• _Task goal_
Output the whole listing exactly, except for the pictures in it.

• _Records to process_
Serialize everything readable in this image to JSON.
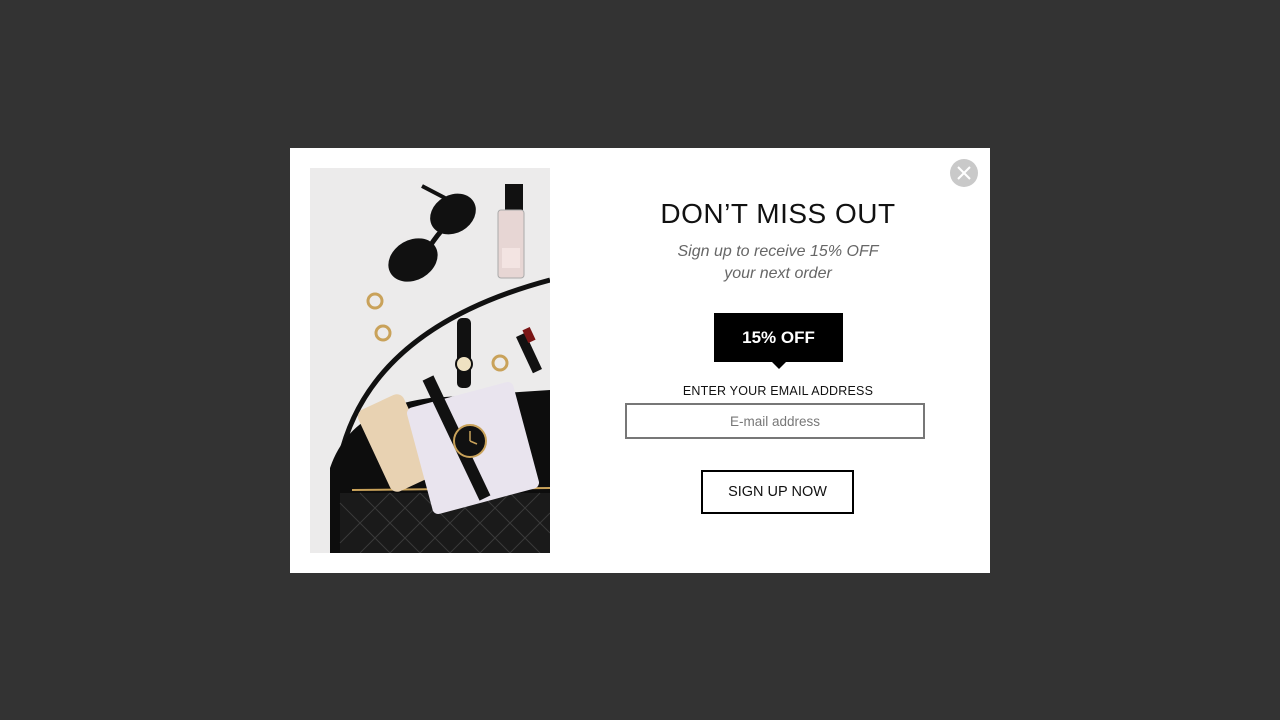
{
  "popup": {
    "title": "DON’T MISS OUT",
    "subtitle_line1": "Sign up to receive 15% OFF",
    "subtitle_line2": "your next order",
    "badge": "15% OFF",
    "email_label": "ENTER YOUR EMAIL ADDRESS",
    "email_placeholder": "E-mail address",
    "email_value": "",
    "submit_label": "SIGN UP NOW",
    "close_icon": "close-icon"
  },
  "colors": {
    "backdrop": "#333333",
    "modal_bg": "#ffffff",
    "badge_bg": "#000000",
    "badge_text": "#ffffff",
    "close_bg": "#c9c9c9"
  },
  "image": {
    "depicts": "product-photo"
  }
}
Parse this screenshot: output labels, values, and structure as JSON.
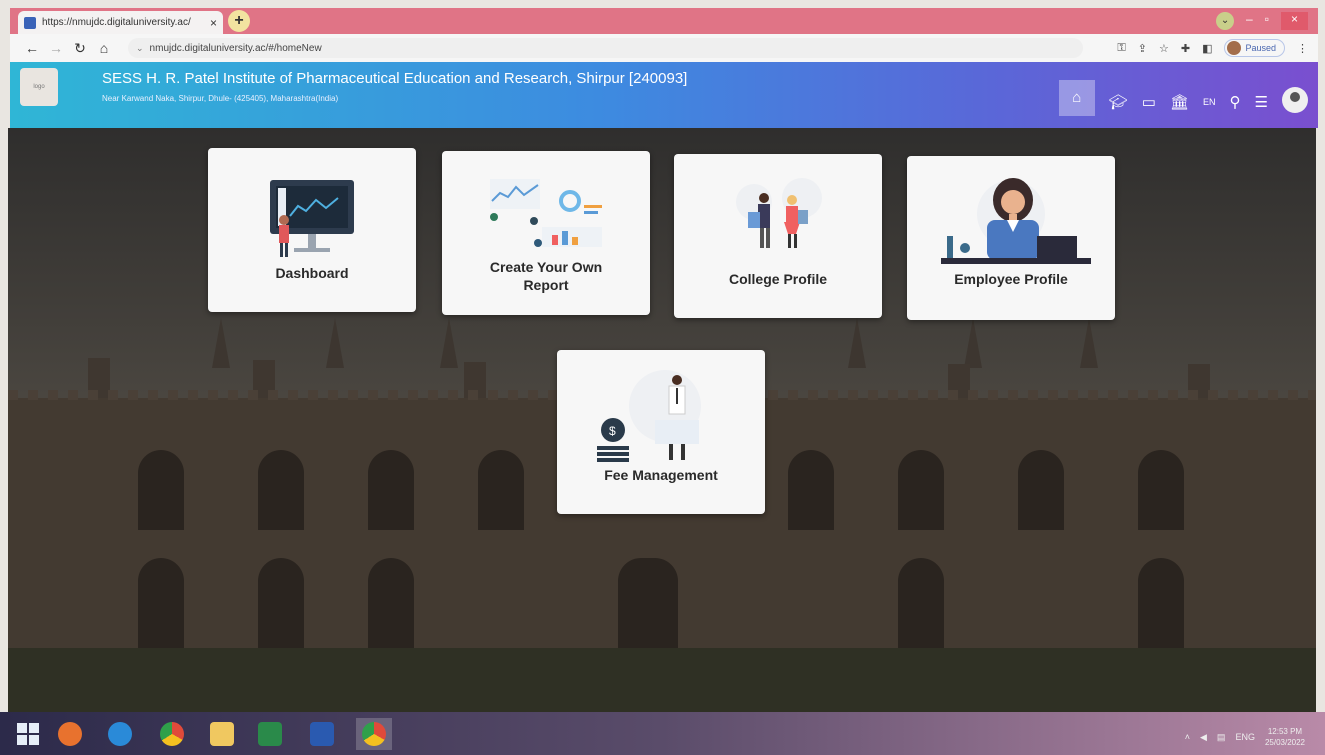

• _Solution for this task_
Serialize everything readable in this image to JSON.
{
  "popup": {
    "title": "DON’T MISS OUT",
    "subtitle_line1": "Sign up to receive 15% OFF",
    "subtitle_line2": "your next order",
    "badge": "15% OFF",
    "email_label": "ENTER YOUR EMAIL ADDRESS",
    "email_placeholder": "E-mail address",
    "email_value": "",
    "submit_label": "SIGN UP NOW",
    "close_icon": "close-icon"
  },
  "colors": {
    "backdrop": "#333333",
    "modal_bg": "#ffffff",
    "badge_bg": "#000000",
    "badge_text": "#ffffff",
    "close_bg": "#c9c9c9"
  },
  "image": {
    "depicts": "product-photo"
  }
}
Parse this screenshot: output labels, values, and structure as JSON.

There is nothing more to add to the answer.